Europe’s second-largest producer of smoked salmon, France has chosen to focus on quality, with a “Smoked in France” label for salmon that will soon be opened up to trout as well.
As the country that consumes the most smoked salmon in Europe, France is also the second-largest producer of it in Europe, behind Poland. But France, which produced almost 23,000 tons in 2020 (as compared to 70,000 tons for Poland) has decided to make its offer stand out by betting on the reputation of “Made in France” and on the quality of its products.
“Our producers chose not to develop a low-cost offer, but to focus on top-of-the-line products instead. So being in second place means a lot,” says Jacques Trottier, president of the National Syndicate of Smoked Salmon and Trout Industries (STF), summing the situation up.
“Our producers chose not to develop a low-cost offer, but to focus on top-of-the-line products instead. So being in second place means a lot,” says Jacques Trottier, president of the National Syndicate of Smoked Salmon and Trout Industries (STF).
The French sector comprises some three dozen small- or medium-sized businesses that together employed approximately 3,000 people and generated over €700 million in revenue in 2018. Last year, domestic production supplied two-thirds of the smoked salmon available on the French market.
Smoked Salmon in France
In order to enable consumers to easily spot French fish smokers’ know-how, in 2018, the industry launched the “Smoked in France” label for salmon, which requires adhering to a charter with 70 different criteria. Companies that use the label undergo inspections by an independent body.
While France buys most of its salmon from Norway – the world’s largest producer – the Charter guarantees that every step of the process of preparing the smoked salmon – from receiving the fish to delivering it to distributors – is performed on French soil.
The logo is popular with producers, because by 2020, 85% of the smoked salmon produced in France bore the “Smoked in France” label. Encouraged by that success, the label will be opened to smoke trout by mid-2022.

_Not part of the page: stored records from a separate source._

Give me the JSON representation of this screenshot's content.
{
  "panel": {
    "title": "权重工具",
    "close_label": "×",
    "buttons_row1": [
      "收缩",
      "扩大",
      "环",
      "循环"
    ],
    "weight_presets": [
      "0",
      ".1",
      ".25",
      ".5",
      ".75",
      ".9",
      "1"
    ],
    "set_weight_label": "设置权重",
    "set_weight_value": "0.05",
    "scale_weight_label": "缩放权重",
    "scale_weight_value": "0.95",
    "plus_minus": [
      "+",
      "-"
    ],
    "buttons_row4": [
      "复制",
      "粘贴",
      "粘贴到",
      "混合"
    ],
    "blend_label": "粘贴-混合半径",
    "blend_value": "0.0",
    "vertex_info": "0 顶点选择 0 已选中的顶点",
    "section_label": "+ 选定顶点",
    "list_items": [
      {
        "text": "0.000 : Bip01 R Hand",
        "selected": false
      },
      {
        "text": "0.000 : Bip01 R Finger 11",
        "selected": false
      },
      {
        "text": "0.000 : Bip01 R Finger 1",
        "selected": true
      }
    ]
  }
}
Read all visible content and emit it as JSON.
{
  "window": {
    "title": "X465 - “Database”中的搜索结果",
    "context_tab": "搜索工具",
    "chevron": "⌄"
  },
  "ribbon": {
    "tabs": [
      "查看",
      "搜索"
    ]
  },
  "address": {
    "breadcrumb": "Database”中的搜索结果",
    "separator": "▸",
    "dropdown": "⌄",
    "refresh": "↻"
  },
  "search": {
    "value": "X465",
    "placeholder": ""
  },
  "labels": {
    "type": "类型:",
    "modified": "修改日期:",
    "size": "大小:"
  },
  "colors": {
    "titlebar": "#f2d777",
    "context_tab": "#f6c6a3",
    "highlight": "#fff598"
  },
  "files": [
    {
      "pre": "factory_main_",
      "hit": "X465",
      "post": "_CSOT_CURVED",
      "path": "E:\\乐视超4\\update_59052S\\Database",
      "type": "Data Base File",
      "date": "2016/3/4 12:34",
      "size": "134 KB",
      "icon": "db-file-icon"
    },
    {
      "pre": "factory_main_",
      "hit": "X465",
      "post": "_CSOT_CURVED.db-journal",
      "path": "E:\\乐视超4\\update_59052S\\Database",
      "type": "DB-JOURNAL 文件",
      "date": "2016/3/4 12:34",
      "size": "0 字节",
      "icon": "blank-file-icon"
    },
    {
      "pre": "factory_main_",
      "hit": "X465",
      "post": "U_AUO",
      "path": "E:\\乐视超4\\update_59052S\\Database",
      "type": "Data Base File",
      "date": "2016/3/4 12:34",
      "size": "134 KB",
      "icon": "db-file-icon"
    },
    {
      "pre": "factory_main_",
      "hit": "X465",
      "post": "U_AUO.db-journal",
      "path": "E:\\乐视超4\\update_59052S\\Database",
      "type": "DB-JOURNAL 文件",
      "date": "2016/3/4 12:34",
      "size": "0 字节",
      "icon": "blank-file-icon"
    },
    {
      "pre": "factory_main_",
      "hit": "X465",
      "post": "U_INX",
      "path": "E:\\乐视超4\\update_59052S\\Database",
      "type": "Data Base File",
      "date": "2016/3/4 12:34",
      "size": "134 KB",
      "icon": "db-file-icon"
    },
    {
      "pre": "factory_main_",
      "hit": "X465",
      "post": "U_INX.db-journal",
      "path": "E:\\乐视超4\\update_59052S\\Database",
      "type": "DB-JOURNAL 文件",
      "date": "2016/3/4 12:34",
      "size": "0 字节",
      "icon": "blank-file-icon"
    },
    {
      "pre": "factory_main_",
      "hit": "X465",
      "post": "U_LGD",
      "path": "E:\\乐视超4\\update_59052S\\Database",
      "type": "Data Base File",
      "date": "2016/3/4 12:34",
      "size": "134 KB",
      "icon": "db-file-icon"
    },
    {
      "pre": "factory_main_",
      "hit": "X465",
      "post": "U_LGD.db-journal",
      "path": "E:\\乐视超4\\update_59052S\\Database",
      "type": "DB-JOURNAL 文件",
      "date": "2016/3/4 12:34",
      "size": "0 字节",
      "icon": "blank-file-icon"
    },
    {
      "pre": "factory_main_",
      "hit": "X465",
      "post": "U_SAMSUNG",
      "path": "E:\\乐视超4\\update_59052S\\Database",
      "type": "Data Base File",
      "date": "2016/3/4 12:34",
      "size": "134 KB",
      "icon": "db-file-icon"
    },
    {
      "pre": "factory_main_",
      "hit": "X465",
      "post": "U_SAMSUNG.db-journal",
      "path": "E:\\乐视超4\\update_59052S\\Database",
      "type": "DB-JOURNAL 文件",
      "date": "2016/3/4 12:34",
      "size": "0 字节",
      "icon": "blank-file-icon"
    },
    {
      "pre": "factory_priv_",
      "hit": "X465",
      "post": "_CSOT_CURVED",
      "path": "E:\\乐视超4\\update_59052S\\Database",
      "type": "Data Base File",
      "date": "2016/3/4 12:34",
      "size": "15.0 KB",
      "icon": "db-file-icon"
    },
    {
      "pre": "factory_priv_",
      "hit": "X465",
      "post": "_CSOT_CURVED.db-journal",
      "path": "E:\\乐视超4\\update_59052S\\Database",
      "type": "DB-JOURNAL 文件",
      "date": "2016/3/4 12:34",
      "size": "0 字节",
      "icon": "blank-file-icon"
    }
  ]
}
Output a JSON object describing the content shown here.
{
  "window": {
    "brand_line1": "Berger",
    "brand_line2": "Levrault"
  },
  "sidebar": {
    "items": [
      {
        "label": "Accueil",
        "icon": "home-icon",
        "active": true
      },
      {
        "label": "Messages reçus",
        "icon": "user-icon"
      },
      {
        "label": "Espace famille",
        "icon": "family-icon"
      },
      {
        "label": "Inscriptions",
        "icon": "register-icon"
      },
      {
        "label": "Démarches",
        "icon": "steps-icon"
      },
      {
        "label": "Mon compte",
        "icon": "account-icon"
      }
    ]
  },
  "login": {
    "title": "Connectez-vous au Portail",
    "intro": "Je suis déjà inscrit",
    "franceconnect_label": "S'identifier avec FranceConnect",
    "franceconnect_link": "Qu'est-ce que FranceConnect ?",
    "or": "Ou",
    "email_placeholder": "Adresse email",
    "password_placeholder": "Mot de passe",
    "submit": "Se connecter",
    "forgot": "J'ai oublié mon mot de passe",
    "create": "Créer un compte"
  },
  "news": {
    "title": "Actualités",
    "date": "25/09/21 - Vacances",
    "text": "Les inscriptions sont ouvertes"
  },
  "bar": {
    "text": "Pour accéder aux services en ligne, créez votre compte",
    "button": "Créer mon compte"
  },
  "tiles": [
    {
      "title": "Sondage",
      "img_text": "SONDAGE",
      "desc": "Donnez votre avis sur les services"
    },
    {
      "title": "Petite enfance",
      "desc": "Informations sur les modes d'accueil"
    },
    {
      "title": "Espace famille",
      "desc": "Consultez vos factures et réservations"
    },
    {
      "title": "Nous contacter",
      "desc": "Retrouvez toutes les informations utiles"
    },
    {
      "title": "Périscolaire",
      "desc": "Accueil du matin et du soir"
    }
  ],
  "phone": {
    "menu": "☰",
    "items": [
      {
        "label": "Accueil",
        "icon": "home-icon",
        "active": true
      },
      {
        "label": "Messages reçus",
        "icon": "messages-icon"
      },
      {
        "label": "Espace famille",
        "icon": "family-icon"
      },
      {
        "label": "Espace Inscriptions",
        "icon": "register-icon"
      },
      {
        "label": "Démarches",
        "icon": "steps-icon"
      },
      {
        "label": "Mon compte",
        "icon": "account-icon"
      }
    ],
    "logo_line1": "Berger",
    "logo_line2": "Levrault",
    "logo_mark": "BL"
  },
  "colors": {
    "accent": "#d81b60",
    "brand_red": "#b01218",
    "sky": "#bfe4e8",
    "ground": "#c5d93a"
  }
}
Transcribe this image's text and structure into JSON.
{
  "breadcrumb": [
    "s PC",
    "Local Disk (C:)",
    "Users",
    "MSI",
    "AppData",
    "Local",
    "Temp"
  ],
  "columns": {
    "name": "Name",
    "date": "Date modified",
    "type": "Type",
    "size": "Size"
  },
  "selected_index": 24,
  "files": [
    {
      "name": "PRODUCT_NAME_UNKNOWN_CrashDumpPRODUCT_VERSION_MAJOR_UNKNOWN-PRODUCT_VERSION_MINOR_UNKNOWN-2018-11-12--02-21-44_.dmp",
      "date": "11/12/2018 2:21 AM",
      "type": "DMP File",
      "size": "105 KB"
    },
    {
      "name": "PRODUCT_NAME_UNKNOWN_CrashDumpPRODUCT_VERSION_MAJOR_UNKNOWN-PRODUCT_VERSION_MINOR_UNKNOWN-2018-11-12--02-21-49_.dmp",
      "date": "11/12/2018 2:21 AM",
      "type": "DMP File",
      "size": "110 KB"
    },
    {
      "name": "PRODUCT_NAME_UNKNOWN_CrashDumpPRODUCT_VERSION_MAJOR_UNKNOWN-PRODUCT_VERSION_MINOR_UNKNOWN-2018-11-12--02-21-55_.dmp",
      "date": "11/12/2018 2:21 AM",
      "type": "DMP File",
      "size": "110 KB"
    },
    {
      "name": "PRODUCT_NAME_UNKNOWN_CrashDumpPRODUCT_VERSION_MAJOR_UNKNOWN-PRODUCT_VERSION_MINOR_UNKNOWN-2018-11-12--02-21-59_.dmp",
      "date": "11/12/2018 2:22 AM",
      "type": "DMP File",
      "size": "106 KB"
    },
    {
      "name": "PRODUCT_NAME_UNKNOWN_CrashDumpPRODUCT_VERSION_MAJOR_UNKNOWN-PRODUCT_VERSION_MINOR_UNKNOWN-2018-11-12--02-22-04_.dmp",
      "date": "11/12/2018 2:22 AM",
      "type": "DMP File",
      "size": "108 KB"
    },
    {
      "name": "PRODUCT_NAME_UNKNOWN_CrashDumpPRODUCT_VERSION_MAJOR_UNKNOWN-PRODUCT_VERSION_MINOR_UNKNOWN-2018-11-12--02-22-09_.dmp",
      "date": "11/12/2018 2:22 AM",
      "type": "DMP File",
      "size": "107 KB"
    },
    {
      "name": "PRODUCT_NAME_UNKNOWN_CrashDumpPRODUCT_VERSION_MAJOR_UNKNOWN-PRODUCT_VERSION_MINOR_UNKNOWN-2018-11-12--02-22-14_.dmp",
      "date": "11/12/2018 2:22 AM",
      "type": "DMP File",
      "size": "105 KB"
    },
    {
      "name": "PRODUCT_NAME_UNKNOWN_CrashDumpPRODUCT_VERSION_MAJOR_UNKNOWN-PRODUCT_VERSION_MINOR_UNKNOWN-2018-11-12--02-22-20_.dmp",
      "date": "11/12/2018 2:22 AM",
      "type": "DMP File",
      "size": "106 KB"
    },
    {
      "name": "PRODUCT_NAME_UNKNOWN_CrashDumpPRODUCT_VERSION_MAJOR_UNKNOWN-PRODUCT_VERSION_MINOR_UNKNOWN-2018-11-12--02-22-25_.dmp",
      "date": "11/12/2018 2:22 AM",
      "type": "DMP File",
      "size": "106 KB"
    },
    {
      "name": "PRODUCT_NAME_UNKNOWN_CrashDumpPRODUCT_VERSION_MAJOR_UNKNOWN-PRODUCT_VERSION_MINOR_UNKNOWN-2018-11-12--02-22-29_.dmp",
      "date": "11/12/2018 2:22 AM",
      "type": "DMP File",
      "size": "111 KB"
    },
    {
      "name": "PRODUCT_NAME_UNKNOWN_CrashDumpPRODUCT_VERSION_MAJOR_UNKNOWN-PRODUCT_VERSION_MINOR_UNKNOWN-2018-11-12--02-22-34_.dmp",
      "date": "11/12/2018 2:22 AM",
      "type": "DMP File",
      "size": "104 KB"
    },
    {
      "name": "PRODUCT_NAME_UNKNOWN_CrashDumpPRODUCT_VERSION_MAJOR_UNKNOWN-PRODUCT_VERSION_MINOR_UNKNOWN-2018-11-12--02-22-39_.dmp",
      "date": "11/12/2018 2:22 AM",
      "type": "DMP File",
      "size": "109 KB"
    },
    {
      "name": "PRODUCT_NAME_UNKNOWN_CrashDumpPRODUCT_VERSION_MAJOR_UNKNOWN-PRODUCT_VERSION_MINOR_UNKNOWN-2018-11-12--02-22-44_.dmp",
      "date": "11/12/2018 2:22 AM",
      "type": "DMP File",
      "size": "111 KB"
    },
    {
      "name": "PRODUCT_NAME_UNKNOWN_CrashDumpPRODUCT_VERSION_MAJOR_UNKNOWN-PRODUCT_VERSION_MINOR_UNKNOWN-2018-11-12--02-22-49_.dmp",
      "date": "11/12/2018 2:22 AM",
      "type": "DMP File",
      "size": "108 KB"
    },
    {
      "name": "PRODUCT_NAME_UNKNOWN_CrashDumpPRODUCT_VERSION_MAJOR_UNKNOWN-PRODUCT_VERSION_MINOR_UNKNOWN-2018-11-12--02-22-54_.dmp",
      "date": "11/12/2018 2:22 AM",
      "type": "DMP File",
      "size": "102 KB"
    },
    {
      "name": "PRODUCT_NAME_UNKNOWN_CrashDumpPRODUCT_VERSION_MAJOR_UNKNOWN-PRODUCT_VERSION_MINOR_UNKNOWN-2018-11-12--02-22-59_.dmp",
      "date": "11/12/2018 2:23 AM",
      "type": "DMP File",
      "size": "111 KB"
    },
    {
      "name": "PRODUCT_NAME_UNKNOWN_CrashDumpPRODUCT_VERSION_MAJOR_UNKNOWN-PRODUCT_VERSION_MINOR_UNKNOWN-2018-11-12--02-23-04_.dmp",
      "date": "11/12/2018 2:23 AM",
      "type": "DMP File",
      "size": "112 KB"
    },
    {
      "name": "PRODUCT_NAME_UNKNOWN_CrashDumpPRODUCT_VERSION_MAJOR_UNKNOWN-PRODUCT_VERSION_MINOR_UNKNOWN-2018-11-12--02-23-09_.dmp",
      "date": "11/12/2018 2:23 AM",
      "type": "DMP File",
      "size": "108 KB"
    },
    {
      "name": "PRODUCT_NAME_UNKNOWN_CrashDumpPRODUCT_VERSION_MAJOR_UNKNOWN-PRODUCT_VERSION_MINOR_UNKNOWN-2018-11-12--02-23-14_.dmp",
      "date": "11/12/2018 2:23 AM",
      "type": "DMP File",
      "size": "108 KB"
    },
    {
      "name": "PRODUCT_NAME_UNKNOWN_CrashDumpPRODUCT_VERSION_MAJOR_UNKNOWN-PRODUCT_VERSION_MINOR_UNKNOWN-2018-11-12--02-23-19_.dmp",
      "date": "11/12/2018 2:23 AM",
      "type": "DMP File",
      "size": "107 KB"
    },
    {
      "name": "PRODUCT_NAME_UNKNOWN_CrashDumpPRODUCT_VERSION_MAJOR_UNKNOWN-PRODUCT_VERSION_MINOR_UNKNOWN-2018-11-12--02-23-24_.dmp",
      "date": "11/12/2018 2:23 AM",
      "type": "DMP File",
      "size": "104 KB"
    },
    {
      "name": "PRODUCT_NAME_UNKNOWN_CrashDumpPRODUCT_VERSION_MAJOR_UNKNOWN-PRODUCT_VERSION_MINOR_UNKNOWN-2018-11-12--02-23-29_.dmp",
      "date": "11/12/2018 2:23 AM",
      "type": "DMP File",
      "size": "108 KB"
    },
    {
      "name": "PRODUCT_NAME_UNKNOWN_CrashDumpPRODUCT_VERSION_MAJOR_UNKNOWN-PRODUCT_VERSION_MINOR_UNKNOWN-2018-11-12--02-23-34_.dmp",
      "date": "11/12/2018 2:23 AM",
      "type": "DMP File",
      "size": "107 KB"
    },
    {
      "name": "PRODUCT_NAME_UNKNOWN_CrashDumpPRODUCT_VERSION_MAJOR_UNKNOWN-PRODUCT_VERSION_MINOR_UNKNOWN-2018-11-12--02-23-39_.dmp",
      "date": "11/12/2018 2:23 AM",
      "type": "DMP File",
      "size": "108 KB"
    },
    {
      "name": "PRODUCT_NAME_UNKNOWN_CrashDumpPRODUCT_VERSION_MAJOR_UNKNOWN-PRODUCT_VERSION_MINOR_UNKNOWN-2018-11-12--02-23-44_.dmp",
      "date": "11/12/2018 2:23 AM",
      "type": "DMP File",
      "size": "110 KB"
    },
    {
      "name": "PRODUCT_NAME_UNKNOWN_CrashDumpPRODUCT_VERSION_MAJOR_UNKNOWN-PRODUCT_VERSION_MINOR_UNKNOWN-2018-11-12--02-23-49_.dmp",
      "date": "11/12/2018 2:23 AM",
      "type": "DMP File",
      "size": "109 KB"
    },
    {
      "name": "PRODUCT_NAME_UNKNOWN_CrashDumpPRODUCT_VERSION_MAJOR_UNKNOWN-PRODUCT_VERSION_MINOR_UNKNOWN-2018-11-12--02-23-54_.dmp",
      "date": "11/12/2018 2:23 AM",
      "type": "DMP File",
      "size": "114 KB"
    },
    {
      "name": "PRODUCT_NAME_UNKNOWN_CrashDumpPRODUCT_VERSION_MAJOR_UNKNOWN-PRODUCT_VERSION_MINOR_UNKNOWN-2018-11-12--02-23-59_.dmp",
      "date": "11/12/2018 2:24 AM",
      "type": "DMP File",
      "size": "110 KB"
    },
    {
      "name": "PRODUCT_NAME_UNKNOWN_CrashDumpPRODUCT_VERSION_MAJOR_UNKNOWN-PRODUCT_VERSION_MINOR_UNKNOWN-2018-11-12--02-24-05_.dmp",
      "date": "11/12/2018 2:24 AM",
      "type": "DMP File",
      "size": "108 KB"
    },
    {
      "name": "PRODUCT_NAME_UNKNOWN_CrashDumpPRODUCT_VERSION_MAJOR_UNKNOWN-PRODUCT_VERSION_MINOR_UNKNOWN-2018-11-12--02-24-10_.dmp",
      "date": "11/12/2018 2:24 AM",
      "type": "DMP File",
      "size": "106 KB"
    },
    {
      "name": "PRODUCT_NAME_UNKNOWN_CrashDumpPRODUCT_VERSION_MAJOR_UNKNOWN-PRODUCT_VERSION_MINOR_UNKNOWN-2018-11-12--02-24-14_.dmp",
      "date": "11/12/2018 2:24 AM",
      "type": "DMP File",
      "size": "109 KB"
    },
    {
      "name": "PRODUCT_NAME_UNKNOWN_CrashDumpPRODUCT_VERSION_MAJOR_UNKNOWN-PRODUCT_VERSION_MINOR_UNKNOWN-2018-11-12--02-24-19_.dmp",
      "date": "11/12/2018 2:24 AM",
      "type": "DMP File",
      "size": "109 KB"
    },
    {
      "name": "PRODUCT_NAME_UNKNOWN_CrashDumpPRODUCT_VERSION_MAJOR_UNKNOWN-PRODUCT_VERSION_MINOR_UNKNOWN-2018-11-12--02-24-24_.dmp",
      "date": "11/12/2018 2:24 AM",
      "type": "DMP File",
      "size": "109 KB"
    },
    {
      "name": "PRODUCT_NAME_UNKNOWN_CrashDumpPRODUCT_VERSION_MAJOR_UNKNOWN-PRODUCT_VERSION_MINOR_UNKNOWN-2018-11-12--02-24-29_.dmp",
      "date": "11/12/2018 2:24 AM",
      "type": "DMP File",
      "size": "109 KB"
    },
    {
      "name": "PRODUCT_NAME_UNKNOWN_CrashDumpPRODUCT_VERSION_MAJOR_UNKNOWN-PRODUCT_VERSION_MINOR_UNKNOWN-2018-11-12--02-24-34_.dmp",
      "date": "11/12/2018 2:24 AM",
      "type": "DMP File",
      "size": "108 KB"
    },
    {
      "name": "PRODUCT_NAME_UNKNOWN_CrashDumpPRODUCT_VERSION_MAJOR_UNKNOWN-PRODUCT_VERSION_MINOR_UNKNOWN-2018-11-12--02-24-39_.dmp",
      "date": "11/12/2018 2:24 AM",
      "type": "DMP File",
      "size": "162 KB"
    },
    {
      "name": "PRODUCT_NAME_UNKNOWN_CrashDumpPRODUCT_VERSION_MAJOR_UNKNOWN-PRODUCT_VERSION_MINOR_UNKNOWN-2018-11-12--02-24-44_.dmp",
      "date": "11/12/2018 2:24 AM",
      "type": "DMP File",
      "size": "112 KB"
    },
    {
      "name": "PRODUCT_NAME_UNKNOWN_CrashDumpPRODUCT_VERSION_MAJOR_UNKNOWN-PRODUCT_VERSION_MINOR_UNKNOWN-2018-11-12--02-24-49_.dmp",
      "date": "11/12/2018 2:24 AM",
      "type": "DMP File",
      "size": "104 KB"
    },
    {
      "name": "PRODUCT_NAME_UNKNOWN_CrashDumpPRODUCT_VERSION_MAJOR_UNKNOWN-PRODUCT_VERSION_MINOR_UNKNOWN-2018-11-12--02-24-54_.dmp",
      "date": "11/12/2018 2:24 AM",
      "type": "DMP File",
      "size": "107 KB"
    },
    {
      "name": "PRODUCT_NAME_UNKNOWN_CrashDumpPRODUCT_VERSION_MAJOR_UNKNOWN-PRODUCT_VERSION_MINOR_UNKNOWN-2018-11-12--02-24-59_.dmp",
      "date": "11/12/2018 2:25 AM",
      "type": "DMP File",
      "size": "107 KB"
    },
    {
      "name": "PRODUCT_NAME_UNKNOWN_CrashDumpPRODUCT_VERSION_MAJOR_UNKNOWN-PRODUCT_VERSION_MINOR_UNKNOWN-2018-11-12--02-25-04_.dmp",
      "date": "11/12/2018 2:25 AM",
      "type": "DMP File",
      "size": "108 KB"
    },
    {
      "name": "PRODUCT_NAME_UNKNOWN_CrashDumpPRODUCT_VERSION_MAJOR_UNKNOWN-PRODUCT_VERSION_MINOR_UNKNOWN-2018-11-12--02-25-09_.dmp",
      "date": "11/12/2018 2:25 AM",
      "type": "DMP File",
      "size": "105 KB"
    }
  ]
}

Well entrenched in French people’s eating habits, smoked-salmon sales just keep climbing. They recorded a 5% increase between January and mid-October, after a spectacular leap of 8.5% over the same period last year. Smoked salmon, which has been following a similar trend, has leapt up 11%.
 Source: Adepale
 Source: National Syndicate of Smoked Salmon and Trout Industries (STF)